You would think that you'd be used to living in this type of scenario. Growing up with a single parent. But I'm already 24 years old and I can admit that it still bothers me time and time again. I look at my son and I couldn't imagine not being a part of his life. Mahal agrees. I think the thing that messes with me the most the the "drop-in dad". You know, the kind of father that pops in as he pleases, getting his kids hopes up, buys their love and then leaves again. Don't you realize how traumatic things like that are. It can taint a kid! Single parenting seems to be more and more common as the divorce rate doubles more and more every year. I feel that if you want to be an actual parent to your child, it has to be an all or nothing kind of deal. Also, Moms don't bash their dads. Let them learn for themselves. That's the only way they'll learn in the end run.
EVERYONE and I mean everyone used to tell me things about my father, but he was still my dad and I figured he'd never do those things to me. Then, I lived with him and grew up a little and saw it all for myself. I have my own judgement about my father but only I could do that for myself. On the flip side, Moms, if dad wants to be a part of your child's life and he's taking the right steps to do so, LET HIM BE A PART OF THEIR LIVES! Just because you two couldn't work it out doesn't mean you can't put personal feelings aside for the sake of the kids! Even though he couldn't be a great partner to you doesn't necessarily mean he can't be a great father to his kids. The two don't always overlap.
I'm not saying that a kid needs a mom and a dad to have the kid live to their fullest potential. I'm just saying if you decide to take on the roll of a parent, give it 110%. Dropping in their lives when you feel the time is right for YOU is just as good as not coming around at all. I see kids who their dad isn't involved at all and they sit there and wonder about them. Then I see kids who know who their dad is but still sit there and wonder about them. Your kids deserve better. Make the effort. Don't buy their love. It's only good for the moment and you're only deepening the emotional damage. Call you kids.
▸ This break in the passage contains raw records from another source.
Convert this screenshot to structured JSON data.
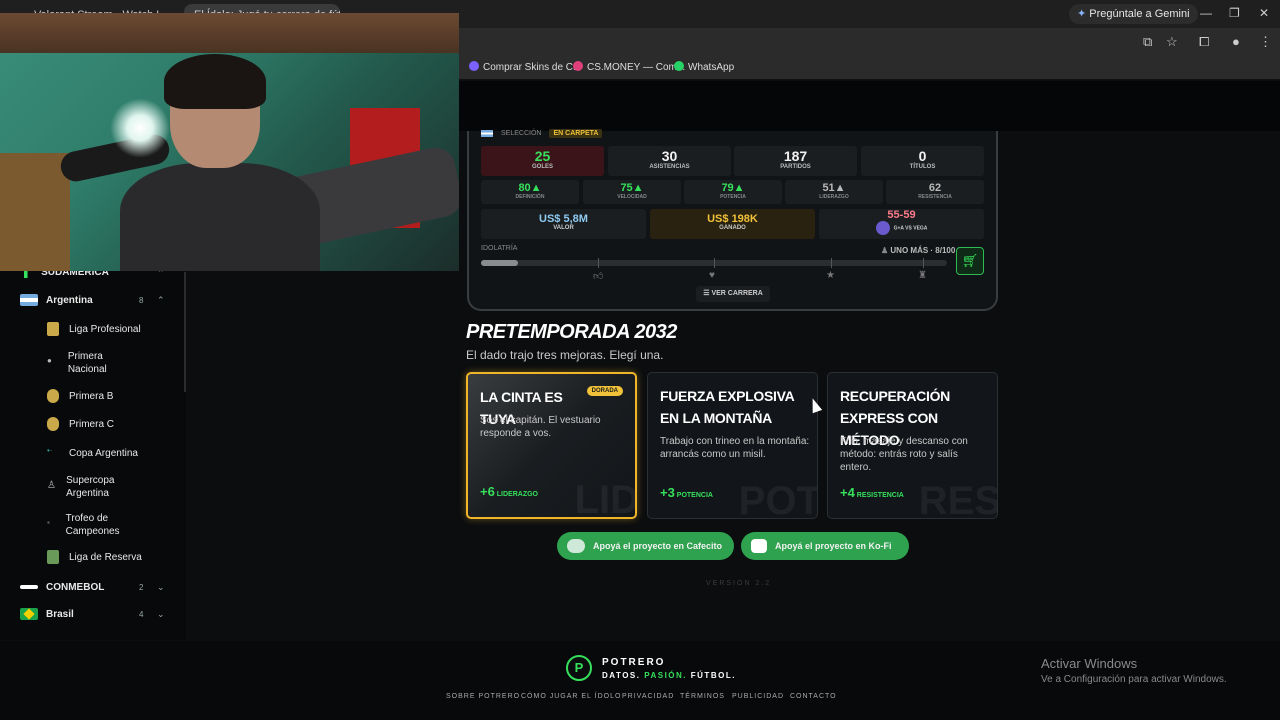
{
  "browser": {
    "tabs": [
      {
        "label": "Valorant Stream - Watch L..."
      },
      {
        "label": "El Ídolo: Jugá tu carrera de fútbol"
      }
    ],
    "gemini_label": "Pregúntale a Gemini",
    "bookmarks": [
      {
        "label": "Comprar Skins de C...",
        "color": "#7b61ff"
      },
      {
        "label": "CS.MONEY — Com...",
        "color": "#e0407a"
      },
      {
        "label": "WhatsApp",
        "color": "#25d366"
      }
    ]
  },
  "sidebar": {
    "section": "SUDAMÉRICA",
    "argentina": {
      "label": "Argentina",
      "count": "8"
    },
    "leagues": [
      {
        "label": "Liga Profesional"
      },
      {
        "label": "Primera Nacional"
      },
      {
        "label": "Primera B"
      },
      {
        "label": "Primera C"
      },
      {
        "label": "Copa Argentina"
      },
      {
        "label": "Supercopa Argentina"
      },
      {
        "label": "Trofeo de Campeones"
      },
      {
        "label": "Liga de Reserva"
      }
    ],
    "conmebol": {
      "label": "CONMEBOL",
      "count": "2"
    },
    "brasil": {
      "label": "Brasil",
      "count": "4"
    }
  },
  "player": {
    "seleccion_label": "SELECCIÓN",
    "status_badge": "EN CARPETA",
    "stats": [
      {
        "value": "25",
        "label": "GOLES"
      },
      {
        "value": "30",
        "label": "ASISTENCIAS"
      },
      {
        "value": "187",
        "label": "PARTIDOS"
      },
      {
        "value": "0",
        "label": "TÍTULOS"
      }
    ],
    "attributes": [
      {
        "value": "80▲",
        "label": "DEFINICIÓN"
      },
      {
        "value": "75▲",
        "label": "VELOCIDAD"
      },
      {
        "value": "79▲",
        "label": "POTENCIA"
      },
      {
        "value": "51▲",
        "label": "LIDERAZGO"
      },
      {
        "value": "62",
        "label": "RESISTENCIA"
      }
    ],
    "valor": {
      "value": "US$ 5,8M",
      "label": "VALOR"
    },
    "ganado": {
      "value": "US$ 198K",
      "label": "GANADO"
    },
    "record": {
      "value": "55-59",
      "label": "G+A VS VEGA"
    },
    "idolatria_label": "IDOLATRÍA",
    "idolatria_status": "UNO MÁS · 8/100",
    "idolatria_progress": 0.08,
    "ver_carrera": "VER CARRERA"
  },
  "pretemporada": {
    "title": "PRETEMPORADA 2032",
    "subtitle": "El dado trajo tres mejoras. Elegí una.",
    "cards": [
      {
        "title": "LA CINTA ES TUYA",
        "badge": "DORADA",
        "desc": "Sos el capitán. El vestuario responde a vos.",
        "bonus_value": "+6",
        "bonus_label": "LIDERAZGO",
        "watermark": "LID"
      },
      {
        "title": "FUERZA EXPLOSIVA EN LA MONTAÑA",
        "desc": "Trabajo con trineo en la montaña: arrancás como un misil.",
        "bonus_value": "+3",
        "bonus_label": "POTENCIA",
        "watermark": "POT"
      },
      {
        "title": "RECUPERACIÓN EXPRESS CON MÉTODO",
        "desc": "Frío, masaje y descanso con método: entrás roto y salís entero.",
        "bonus_value": "+4",
        "bonus_label": "RESISTENCIA",
        "watermark": "RES"
      }
    ]
  },
  "support": {
    "cafecito": "Apoyá el proyecto en Cafecito",
    "kofi": "Apoyá el proyecto en Ko-Fi"
  },
  "version": "VERSION 2.2",
  "footer": {
    "brand": "POTRERO",
    "tag_a": "DATOS.",
    "tag_b": "PASIÓN.",
    "tag_c": "FÚTBOL.",
    "links": [
      "SOBRE POTRERO",
      "CÓMO JUGAR EL ÍDOLO",
      "PRIVACIDAD",
      "TÉRMINOS",
      "PUBLICIDAD",
      "CONTACTO"
    ]
  },
  "windows": {
    "activar_title": "Activar Windows",
    "activar_sub": "Ve a Configuración para activar Windows."
  }
}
Tell them you love them. Hug them tight. Care. Be involved. There's nothing harder out there in the world than to be a parent, but your kids will love you and thank you for it in the end run.